# Definition:Enumeration

## Definition

### Finite Sets

Let $X$ be a finite set of cardinality $n \in \N$.

An **enumeration** of $X$ is a bijection $x: \N_n \to X$, where $\N_n = \set {1, \ldots, n}$.

### Countably Infinite Sets

Let $X$ be a countably infinite set.

An **enumeration** of $X$ is a bijection $x: \N \to X$.

## Also defined as

Some sources define an **enumeration** as starting from $0$ rather than $1$.

Hence for a **finite enumeration**, one would write:

- Let $X = \set {x_0, x_1, \ldots, x_{n - 1} }$
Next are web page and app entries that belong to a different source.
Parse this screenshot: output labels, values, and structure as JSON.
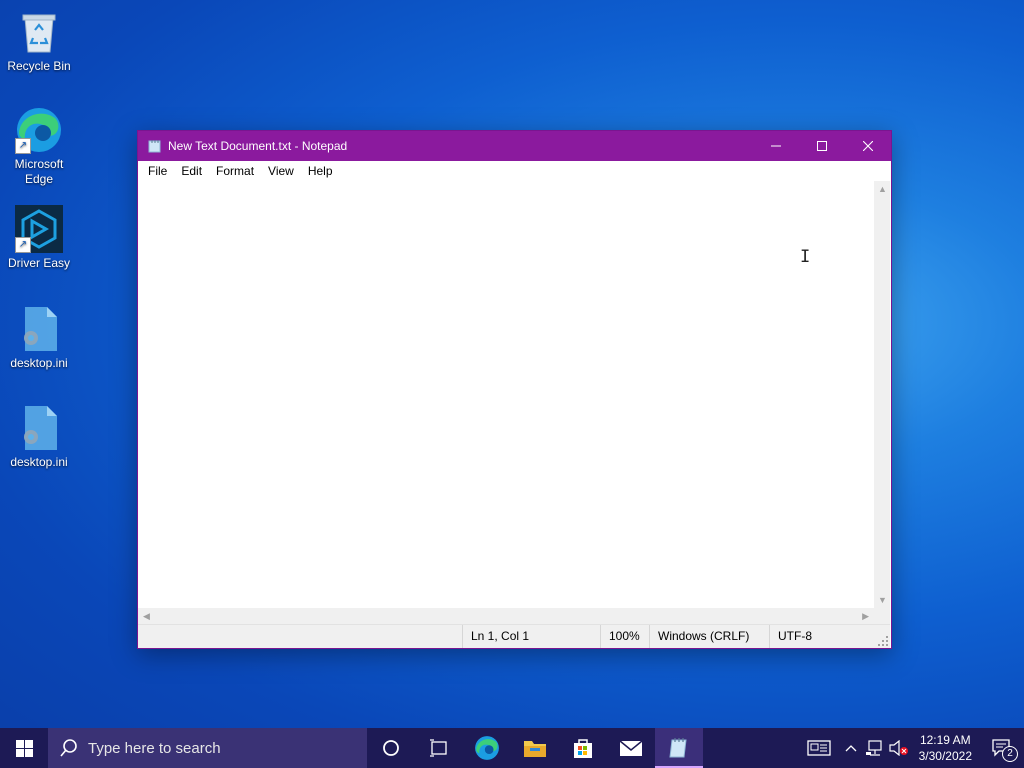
{
  "desktop": {
    "icons": [
      {
        "label": "Recycle Bin"
      },
      {
        "label": "Microsoft Edge"
      },
      {
        "label": "Driver Easy"
      },
      {
        "label": "desktop.ini"
      },
      {
        "label": "desktop.ini"
      }
    ]
  },
  "window": {
    "title": "New Text Document.txt - Notepad",
    "accent_color": "#8b1a9e",
    "menu": [
      "File",
      "Edit",
      "Format",
      "View",
      "Help"
    ],
    "content": "",
    "status": {
      "position": "Ln 1, Col 1",
      "zoom": "100%",
      "line_ending": "Windows (CRLF)",
      "encoding": "UTF-8"
    }
  },
  "taskbar": {
    "search_placeholder": "Type here to search",
    "pinned": [
      "cortana-icon",
      "task-view-icon",
      "edge-icon",
      "file-explorer-icon",
      "store-icon",
      "mail-icon",
      "notepad-icon"
    ],
    "clock": {
      "time": "12:19 AM",
      "date": "3/30/2022"
    },
    "notification_count": "2"
  }
}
and for an **infinite enumeration**:

- Let $X = \set {x_0, x_1, x_2, \ldots}$

It is unimportant which convention is used.
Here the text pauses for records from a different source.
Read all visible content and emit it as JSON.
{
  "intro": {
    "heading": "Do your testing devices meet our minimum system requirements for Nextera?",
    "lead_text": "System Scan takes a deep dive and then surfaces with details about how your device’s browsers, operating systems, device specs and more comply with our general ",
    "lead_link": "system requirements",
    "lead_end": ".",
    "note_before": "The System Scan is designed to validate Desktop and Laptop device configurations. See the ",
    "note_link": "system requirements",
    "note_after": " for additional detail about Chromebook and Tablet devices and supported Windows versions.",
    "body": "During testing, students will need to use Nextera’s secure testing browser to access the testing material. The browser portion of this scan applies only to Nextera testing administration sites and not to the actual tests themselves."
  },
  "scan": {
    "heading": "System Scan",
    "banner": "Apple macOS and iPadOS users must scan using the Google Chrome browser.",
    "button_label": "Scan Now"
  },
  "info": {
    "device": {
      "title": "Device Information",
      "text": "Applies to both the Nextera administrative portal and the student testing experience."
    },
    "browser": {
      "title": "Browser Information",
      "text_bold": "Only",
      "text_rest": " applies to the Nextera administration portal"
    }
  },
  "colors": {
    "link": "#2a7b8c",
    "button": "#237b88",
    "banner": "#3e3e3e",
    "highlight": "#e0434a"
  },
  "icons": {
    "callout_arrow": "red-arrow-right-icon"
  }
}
## Notation

A **finite enumeration** would usually be denoted as:

- Let $X = \set {x_1, \ldots, x_n}$.

An **infinite enumeration** would usually be denoted either as:

- Let $X = \set {x_1, x_2, \ldots}$

or:

- Let $x_1, x_2, \ldots$ be an
**enumeration**of $X$.

In order to avoid tedious case distinctions between finite and countably infinite sets, many authors write for both cases:

- Let $X = \set {x_1, x_2, \ldots}$

implying that $X$ be countable, but not excluding the possibility that $X$ is actually finite.

Some authors use the abbreviated notation $\set {x_k}$ for both.

## Also see

- Definition:Sequence, of which
**enumerations**are specific examples - Definition:Countable

## Sources

- 1989: George S. Boolos and Richard C. Jeffrey:
*Computability and Logic*(3rd ed.) ... (previous) ... (next): $1$ Enumerability - 2014: Christopher Clapham and James Nicholson:
*The Concise Oxford Dictionary of Mathematics*(5th ed.) ... (previous) ... (next): Entry:**enumeration**